Asian markets up following G-20 meeting
Asian markets all posted gains today after participants at this weekend's G-20 meeting in London agreed to continue stimulating economies around the world. Overall, the message was clear: finance officials from around the world are eager to cooperate as the world emerges from recession.
This news, coupled with encouraging words from Chinese central bank adviser Fan Geng, sent Hong Kong stocks up 1.5 percent to a three-week closing high of 20,629. Speaking at the China CEO Forum in Beijing today, Fan predicted that investment growth in China's property market could rebound as much as 30 percent next year. "As property developers rush to buy land and plan construction this year, investment activities will soon pick up pace," he said.
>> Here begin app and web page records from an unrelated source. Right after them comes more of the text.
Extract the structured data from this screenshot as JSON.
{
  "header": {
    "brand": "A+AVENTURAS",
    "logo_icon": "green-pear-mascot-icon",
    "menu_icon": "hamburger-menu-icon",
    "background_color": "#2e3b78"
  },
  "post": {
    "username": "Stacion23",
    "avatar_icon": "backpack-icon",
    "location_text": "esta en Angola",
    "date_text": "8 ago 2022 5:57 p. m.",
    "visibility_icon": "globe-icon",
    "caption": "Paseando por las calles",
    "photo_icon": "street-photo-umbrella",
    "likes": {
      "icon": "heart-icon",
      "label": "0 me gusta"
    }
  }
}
In China, the Shanghai Composite rose for a fifth straight day, ending at 2,881 -- a gain of 0.7 percent, although it had been up as much as 2 percent in earlier trading. A major Chinese order of 7.3 million doses of swine flu vaccine sent shares of vaccine makers soaring. Hualan Biological Engineering Inc., which will provide 4 million of the doses to China's Ministry of Industry and Information Technology, hit its 10 percent daily limit to end at 45.03 yuan. Hualan is the first Asian company to gain approval to begin marketing and distributing swine flu vaccines. Experts are warning the disease is likely to spread widely during this winter's flu season, causing regulators to speed the usually lengthy approval process for new vaccines. The other 3.3 million doses will come from U.S.-traded Sinovac Biotech (SVA.A), which gained approval to mass-produce its vaccine last Thursday.
In Japan, the Nikkei recovered slightly from its four-day losing streak, ending the day up 133 points to close at 10,320. Japanese real estate stocks mirrored the action in Hong Kong, with NTT Urban Development Corp. climbing 7.1 percent and Mitsubishi Estate Co Ltd. gaining 5.3 percent. Japan Steel Works, which supplies nuclear reactor parts soared 8.2 percent after forecasting a boom in nuclear plant construction in China, which may be planning to build as many as 22 reactors by 2010.
While the global economy remains fragile, Asia's markets today offered continuing evidence that stimulus measures are taking hold.